The Financial Conduct Authority’s crackdown on marketing of high-risk investments to consumers will leave crypto firms in “regulatory limbo”, the UK’s FinTech industry body warned.
The FCA laid down stricter rules to deal with “misleading” ads that encourage investment in risky products and tighter requirements for companies doing so, but crypto was not included in these rules as it falls outside the FCA’s remit. The watchdog said it would set final rules for cryptoasset promotions once the UK Treasury makes the relevant legislation.
FinTech industry body Innovate Finance said that this lack of clarity for crypto promotion would hurt crypto activity in the UK.
“The combination of FCA’s proposals with the existing wider regulatory framework set by HM Treasury means that crypto asset service providers would face a regulatory limbo, unable to get approval for compliant promotions and therefore unable to market themselves in the UK,” said Adam Jackson, Director of Policy at Innovate Finance.
“This would be good for neither consumers nor industry innovators.”

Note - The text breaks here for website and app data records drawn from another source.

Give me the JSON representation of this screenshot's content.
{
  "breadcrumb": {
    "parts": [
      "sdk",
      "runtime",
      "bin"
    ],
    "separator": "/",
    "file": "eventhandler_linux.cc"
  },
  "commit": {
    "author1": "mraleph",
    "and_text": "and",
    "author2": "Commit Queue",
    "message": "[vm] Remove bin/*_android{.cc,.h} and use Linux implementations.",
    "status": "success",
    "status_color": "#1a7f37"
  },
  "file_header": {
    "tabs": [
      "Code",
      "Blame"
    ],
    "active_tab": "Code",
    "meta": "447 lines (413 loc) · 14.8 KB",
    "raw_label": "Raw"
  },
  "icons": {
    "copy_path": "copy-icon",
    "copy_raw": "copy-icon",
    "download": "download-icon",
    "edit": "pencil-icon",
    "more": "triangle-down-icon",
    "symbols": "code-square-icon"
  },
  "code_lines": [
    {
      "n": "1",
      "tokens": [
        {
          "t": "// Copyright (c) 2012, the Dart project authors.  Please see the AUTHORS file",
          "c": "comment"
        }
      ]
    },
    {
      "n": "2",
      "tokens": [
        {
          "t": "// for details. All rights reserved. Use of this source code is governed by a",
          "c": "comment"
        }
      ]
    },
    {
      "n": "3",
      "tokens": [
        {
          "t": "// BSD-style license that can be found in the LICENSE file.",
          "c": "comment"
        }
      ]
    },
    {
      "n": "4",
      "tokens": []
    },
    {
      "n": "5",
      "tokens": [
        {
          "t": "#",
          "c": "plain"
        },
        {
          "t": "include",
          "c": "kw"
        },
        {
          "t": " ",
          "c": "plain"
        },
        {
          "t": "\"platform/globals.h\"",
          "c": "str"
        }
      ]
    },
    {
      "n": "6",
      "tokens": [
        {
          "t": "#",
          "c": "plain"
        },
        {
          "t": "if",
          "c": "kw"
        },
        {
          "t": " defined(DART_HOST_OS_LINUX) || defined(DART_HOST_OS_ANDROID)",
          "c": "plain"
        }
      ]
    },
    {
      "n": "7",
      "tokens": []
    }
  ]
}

Under the new rules, firms will need to intensify their risk warnings and ban inducements to invest. Firms will also be required to carry out better checks to ensure the investment products on offer align with customers’ needs. In order to approve or issue marketing materials, firms will need to have the appropriate expertise in place.
The FCA’s requirements have to be followed by firms promoting high-risk investments and could be similarly applied to crypto. “Subject to any changes in circumstances, we expect to take a consistent approach to cryptoassets to that taken for other high‐risk investments,” the FCA said.
“The rules continue to apply a one-size-fits-all approach to investments that have entirely different risk characteristics,” said Mike Carter, Head of Platform Lending and Investment at Innovate Finance.
He said the FCA would wait on any rule changes until the Treasury concluded its review of “high net-worth” exemptions as well as its own review into high-risk investment categorization”.
“This piecemeal approach to regulation is unhelpful for innovation. We will continue to work with members to help shape these further proposals and navigate the new regime.”